Online and Social

As is now standard, there’s almost nothing beyond an assemblage of marketing materials available on the movie’s official website. Nice use of the key art to maintain some brand consistency, but that’s about all that can be said in favor of the site.

Advertising and Publicity

Exhibitors got a taste of the dramatic work by the often-comedic cast when WB showed off footage during its CinemaCon 2019 presentation.

The movie was among those announced by AMC Theaters as part of the first curated under its Artisan Films program to highlight smaller films.

Haddish, McCarthy and Moss all appeared as a group at the MTV Movie & TV Awards in June.

Featurettes have come out in the last couple weeks including one exclusive to MovieClips that focused on the history of Hell’s Kitchen in the era depicted. Another that was exclusive to DC included nods to the original comic and talked about how the story depicted three women refusing to be beaten down by circumstance. How Berloff assembled a largely female crew was covered in another.

Some TV advertising was surely done but those spots aren’t available on YouTube and don’t seem to have been shared on social platforms.

Media and Press

While this movie’s release was still a ways out at the time, a THR cover story on Haddish included mention of it as one of the in-demand actor’s upcoming projects. Outside of casting announcements, that constituted one of the first publicity beats for the film.

A first look still was released in late October.

A few months later director Andrea Berloff was profiled in a piece that covered how and why she got involved in the project and how she went about tackling the story.

The release of the second trailer was accompanied by stories about The Highwaywomen, the country supergroup whose cover of Fleetwood Mac’s “The Chain” is featured in that trailer.

McCarthy appeared on “The Late Show” in July to chat about the movie and more.
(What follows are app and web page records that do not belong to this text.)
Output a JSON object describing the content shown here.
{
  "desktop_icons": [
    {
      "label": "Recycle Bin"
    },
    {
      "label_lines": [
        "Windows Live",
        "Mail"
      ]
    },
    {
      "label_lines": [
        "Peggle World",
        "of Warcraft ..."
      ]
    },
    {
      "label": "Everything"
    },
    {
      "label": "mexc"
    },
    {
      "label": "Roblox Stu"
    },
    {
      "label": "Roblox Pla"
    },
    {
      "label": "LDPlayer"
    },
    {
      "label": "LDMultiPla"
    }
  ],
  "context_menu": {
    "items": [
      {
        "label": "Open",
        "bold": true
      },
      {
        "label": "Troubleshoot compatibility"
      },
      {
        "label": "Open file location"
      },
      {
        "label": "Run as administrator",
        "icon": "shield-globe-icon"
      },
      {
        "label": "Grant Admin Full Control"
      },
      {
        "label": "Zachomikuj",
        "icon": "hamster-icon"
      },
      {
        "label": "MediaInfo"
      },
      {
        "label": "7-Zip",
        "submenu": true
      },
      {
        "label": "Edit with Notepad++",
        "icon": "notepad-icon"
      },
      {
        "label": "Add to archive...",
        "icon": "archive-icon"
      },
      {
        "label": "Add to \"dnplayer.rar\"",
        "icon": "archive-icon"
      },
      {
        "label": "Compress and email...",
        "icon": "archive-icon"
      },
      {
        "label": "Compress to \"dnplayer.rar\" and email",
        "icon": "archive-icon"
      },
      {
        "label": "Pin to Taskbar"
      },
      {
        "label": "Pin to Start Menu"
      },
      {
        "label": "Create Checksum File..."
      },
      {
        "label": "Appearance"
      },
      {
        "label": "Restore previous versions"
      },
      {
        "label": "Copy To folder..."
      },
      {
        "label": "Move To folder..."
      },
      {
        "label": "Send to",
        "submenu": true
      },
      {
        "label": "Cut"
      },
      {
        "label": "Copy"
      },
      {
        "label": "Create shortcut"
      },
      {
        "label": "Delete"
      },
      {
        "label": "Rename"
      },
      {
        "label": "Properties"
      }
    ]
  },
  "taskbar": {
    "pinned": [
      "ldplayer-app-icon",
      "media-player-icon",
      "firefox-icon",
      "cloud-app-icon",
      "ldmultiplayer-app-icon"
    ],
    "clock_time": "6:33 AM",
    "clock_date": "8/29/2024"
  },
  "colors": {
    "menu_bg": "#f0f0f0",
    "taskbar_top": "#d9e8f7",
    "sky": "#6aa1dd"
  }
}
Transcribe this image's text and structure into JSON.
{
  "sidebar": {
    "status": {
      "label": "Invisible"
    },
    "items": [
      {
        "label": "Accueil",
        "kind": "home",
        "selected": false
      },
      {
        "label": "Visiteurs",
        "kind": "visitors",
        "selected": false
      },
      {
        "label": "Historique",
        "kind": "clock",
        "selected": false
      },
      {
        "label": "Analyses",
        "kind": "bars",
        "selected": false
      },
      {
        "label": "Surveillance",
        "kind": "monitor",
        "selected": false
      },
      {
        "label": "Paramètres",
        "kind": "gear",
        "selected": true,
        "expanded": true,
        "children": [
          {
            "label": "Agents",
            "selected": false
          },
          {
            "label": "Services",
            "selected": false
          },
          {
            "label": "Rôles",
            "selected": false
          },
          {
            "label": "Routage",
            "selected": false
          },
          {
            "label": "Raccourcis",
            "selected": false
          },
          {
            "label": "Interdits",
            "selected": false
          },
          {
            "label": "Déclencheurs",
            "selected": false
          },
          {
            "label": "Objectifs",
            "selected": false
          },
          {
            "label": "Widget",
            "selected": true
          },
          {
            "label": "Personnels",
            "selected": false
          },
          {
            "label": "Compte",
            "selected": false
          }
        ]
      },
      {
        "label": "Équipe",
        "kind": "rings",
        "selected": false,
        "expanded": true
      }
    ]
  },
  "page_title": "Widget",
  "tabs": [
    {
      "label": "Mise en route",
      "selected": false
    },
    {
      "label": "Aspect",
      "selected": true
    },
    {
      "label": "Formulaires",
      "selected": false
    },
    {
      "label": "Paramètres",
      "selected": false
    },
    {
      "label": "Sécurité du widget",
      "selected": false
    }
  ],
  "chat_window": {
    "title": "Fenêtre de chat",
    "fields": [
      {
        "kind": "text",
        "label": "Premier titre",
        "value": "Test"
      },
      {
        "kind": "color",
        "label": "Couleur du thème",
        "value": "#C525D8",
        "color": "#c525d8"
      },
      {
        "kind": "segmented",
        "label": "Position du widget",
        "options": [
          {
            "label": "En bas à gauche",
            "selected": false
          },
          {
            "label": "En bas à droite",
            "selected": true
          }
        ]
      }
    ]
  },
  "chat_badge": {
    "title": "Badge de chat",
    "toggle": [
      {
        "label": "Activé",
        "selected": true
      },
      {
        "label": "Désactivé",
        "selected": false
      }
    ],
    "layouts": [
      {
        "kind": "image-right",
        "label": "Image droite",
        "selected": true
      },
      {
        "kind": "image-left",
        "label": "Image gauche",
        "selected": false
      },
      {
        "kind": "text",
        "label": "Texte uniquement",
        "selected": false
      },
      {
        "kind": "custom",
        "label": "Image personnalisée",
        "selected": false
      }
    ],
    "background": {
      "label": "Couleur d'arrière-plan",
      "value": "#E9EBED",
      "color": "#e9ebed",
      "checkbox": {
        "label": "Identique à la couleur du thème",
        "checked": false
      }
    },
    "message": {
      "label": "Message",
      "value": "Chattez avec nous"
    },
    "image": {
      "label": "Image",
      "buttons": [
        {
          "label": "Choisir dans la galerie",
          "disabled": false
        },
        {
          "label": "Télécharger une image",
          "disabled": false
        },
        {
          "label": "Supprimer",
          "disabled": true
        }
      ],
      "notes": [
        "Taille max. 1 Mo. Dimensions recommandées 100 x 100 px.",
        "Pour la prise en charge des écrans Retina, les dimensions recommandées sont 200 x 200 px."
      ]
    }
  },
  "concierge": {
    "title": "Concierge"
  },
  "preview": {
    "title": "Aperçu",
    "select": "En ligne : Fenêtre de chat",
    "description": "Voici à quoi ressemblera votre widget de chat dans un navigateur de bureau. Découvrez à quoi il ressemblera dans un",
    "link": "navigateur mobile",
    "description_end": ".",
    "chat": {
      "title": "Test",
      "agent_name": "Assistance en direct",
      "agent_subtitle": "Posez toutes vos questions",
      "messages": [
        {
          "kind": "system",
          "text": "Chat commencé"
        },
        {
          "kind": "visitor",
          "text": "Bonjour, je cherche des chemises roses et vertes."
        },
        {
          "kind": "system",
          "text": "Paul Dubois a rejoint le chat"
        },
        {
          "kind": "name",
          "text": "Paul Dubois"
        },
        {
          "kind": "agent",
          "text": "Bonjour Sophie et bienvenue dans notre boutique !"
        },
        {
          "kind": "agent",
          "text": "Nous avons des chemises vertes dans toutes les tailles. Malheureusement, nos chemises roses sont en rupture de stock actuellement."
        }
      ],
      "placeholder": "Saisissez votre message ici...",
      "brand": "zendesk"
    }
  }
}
A couple weeks later Moss talked with Kimmel.

The three leads were interviewed together about how they got involved in the project and what attracted them to the story. Similar comments were made by them at the movie’s recent premiere.

Berloff talked about the pressure she was under helming a female-led movie in an industry that gives lip service to expanding the range of stories being told but which puts them under a lot more scrutiny than it does the movies with men in leading roles.


The movie’s comics origins aren’t a major part of the campaign, which is too bad since it’s just these sorts of non-super hero stories that have proven so popular in the larger mainstream entertainment world. Think of how The Walking Dead, Saga and other titles have not only become comics bestsellers but raised the profile of the entire industry, before even getting to adaptations in other media.

What is being sold here is a movie about women doing it for themselves. The three lead characters are turning to desperate measures in the desperate times they face and are making no apologies for it. In fact they are embracing the power they’ve seized and finding it provides the kind of security that relying on their husbands never could.

That message is pervasive, accompanied by visuals that reinforce the vibe of 1970s New York and the crime-ridden environment it was. The work Berloff put into both elements – the female power of the story and the recreation of the period setting of the story – is on display everywhere here, making it a compelling pitch even for those unfamiliar with the original material.

Picking Up the Spare

Warner Bros. released an official video for The Highwomen’s cover of “The Chain” that includes not only footage but dialogue from the movie.

Haddish showed up on “The Late Show” to talk about the movie and more. Common later was interviewed on “The Tonight Show.”

The production team was the focus of this profile looking at how they recreated 70s-era fashion and design.

Lots more interviews with Berloff about how and why she made the movie, including what challenges she faced along the way.